These trends overwhelmingly disprove the hypothesis that Brown’s players were turnover prone, and he was dealt a bad hand.
Sure, Brown was tasked with coaching and developing low-caliber players, but all of his teams turned the ball over at a rate greater than any other team in the NBA for six straight seasons, essentially. That is a painfully obvious reflection of the system he runs rather than the personnel he is working with.
Turnovers are incredibly problematic. They lead to defensive displacement, miscommunication, and waste possessions.
Did I mention, you are giving the other team the basketball at the expense of nothing? This all the more problematic given the Sixers’ defense against opponents when they turn the basketball over.
Opponent Points off of Turnovers under Brett Brown:
’13 – 19.2/Game (30th)
’14 – 20.6/Game (30th)

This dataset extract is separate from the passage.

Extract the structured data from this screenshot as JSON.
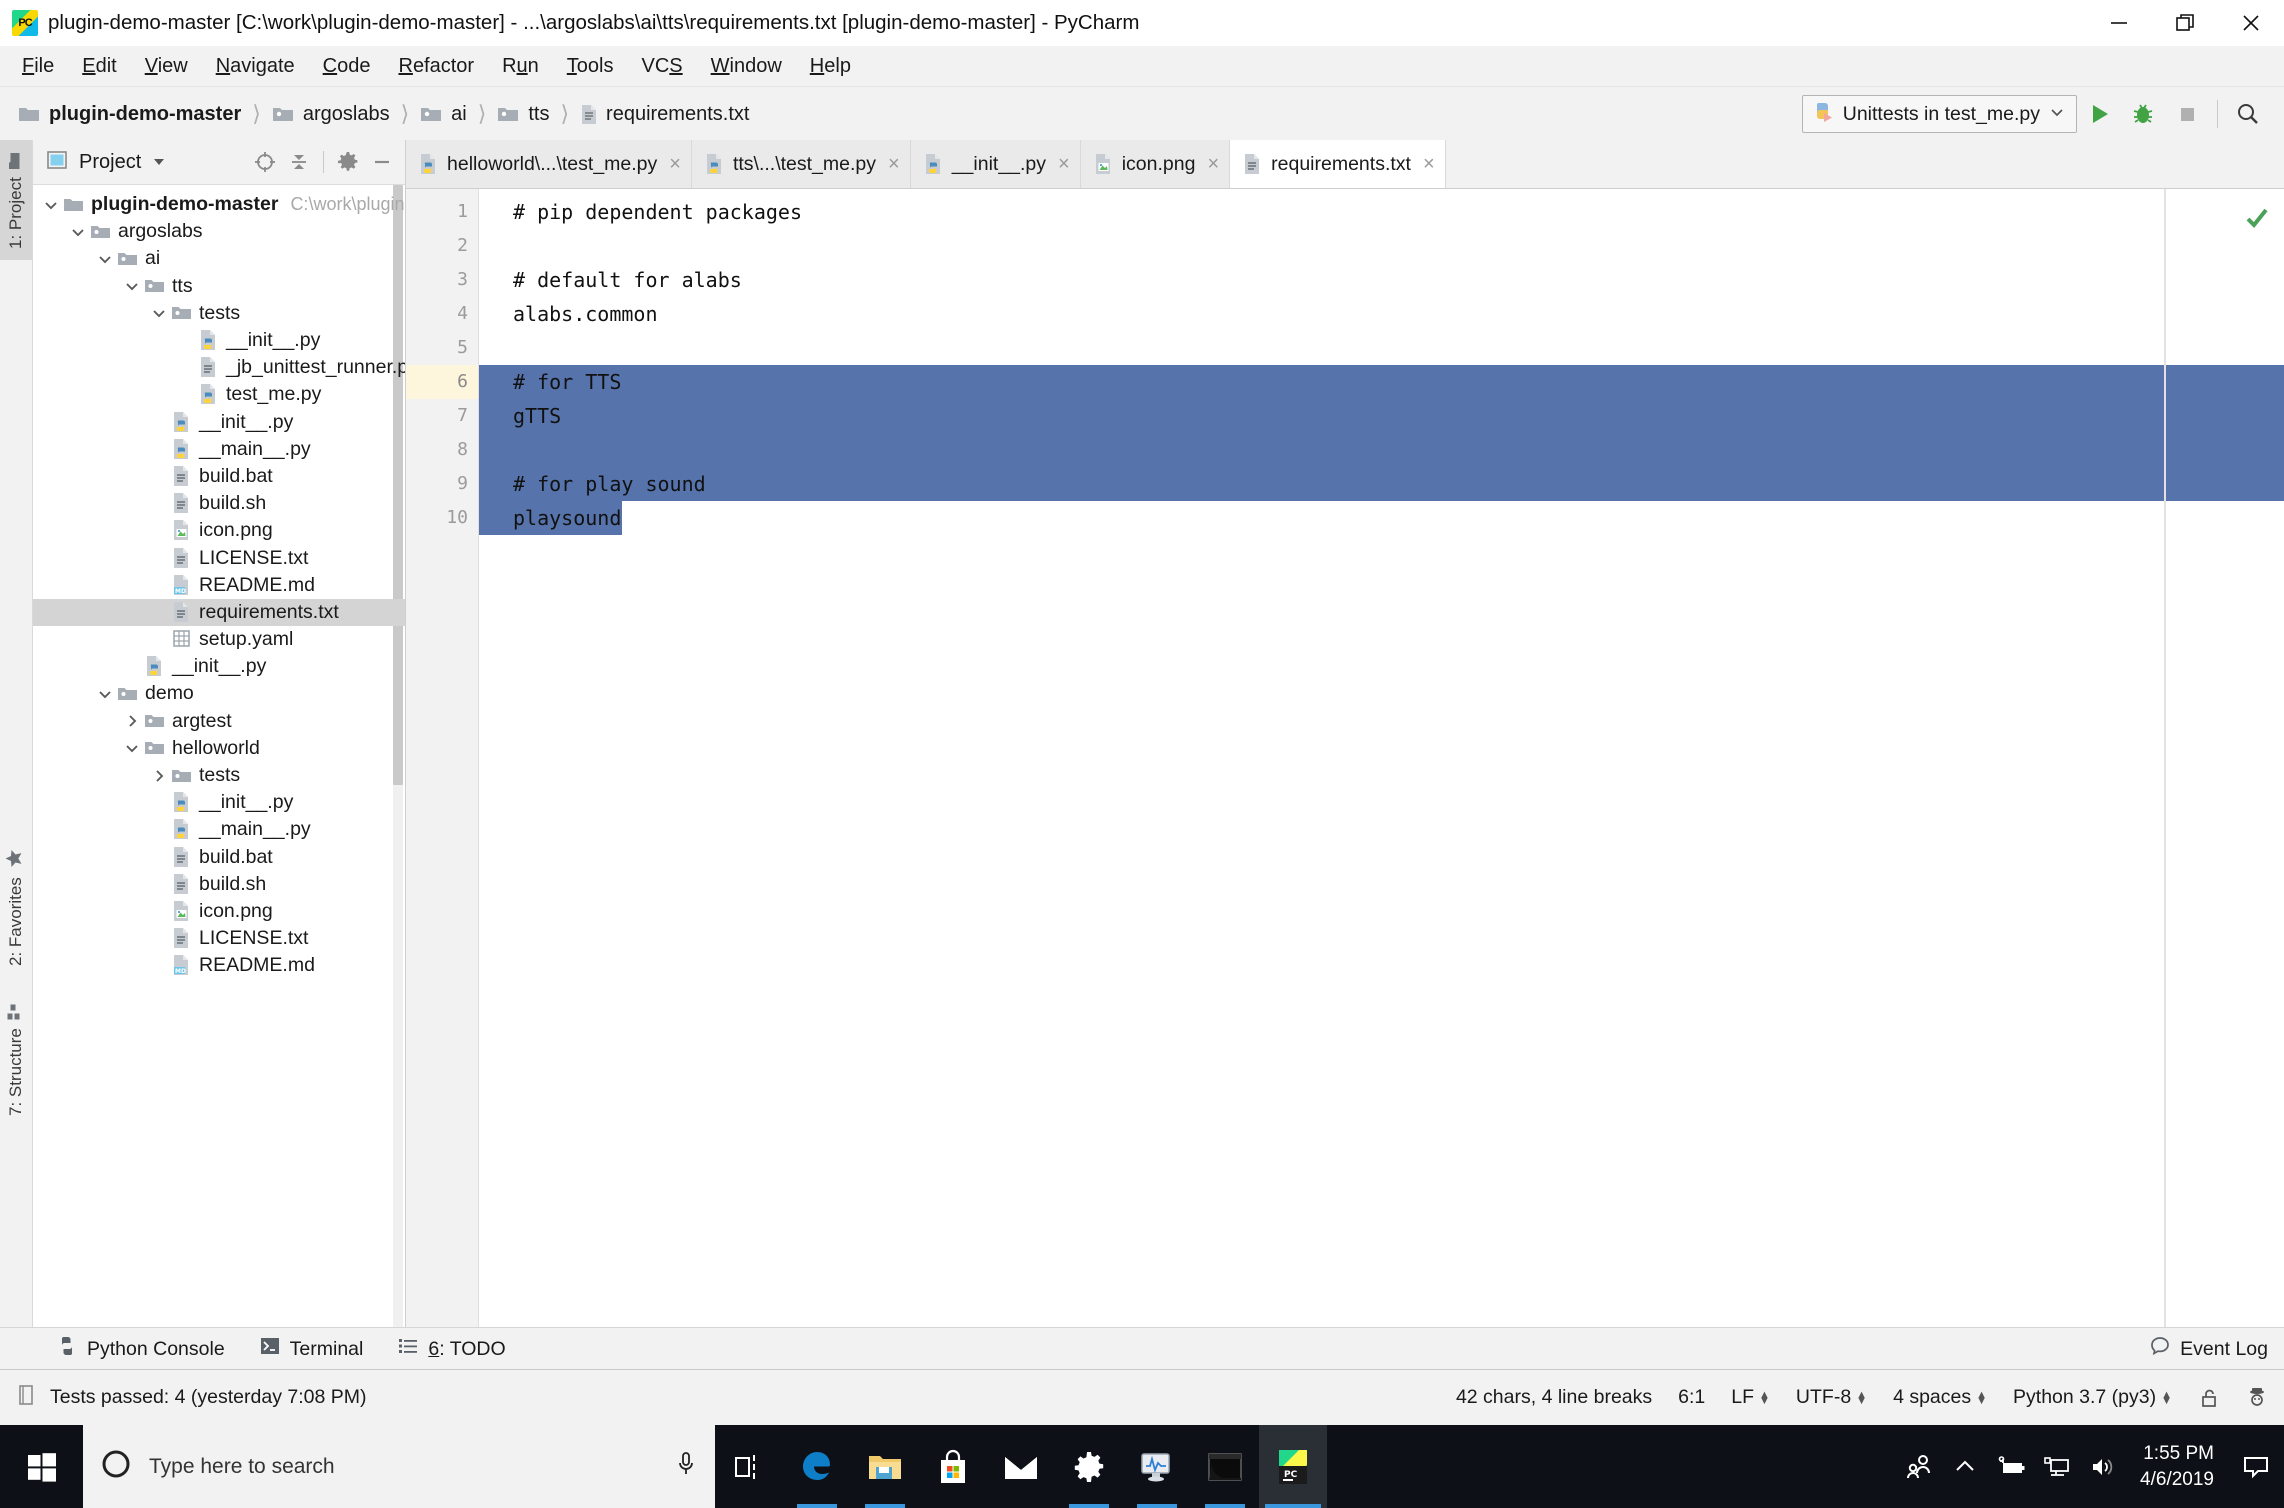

’15 – 20.0/Game (29th)
’16 – 18.5/Game (29th)
’17 – 18.5/Game (27th)
’18 – 17.3/Game (23rd)
’19 – 18.7/Game (23rd)
Over six seasons, Philadelphia is surrendering nearly 23 opponent points per game off of turnovers.
Brett Brown and the 76ers owned the worst offensive rating in basketball for four consecutive seasons (2013-2016). Giving him the benefit of the doubt due to Philadelphia’s personnel during those seasons, let’s examine his work with a constructed roster.
’17 – 108.5 (13th)
’18 – 111.6 (8th)
’19 – 105.3 (19th)
Brown has coached a team that owns a top-10 offensive rating just once in his career. Even funnier, Philadelphia is operating without Monty Williams this season, whose team owns the fourth-best offensive rating in basketball. Lloyd Pierce’s Atlanta Hawks own an offensive rating of 104.1 this season, just 2.0 below Philadelphia (106.1).
This is Brown’s first season with a truly pre-determined roster for the foreseeable future, and he made comments about their strategy before the season. However, Brown’s “bully-ball” philosophy does not seem to be working according to plan.
(2019) – Philadelphia 76ers’ Free-Throw Attempt Rate 0.249 (22nd)
Opponent Free-Throw Attempt Rate: 0.342 (30th – League Worst)
Brown is a fine-enough coach and an even better person, but this Sixers team will only go as far as he lets him. Brown, coming from a background of developmental coaching, can squeeze the most out of marginal players, but he may not be the man to finish the job that he started.
He worked to develop players such as McConnell, Covington, and Furkan Korkmaz into formidable role players but has not done much in the way of unlocking Simmons and Embiid.
There is seemingly no better coaching alternative at the moment, so Brown is forced to solve the Philadelphia 76ers’ early problems.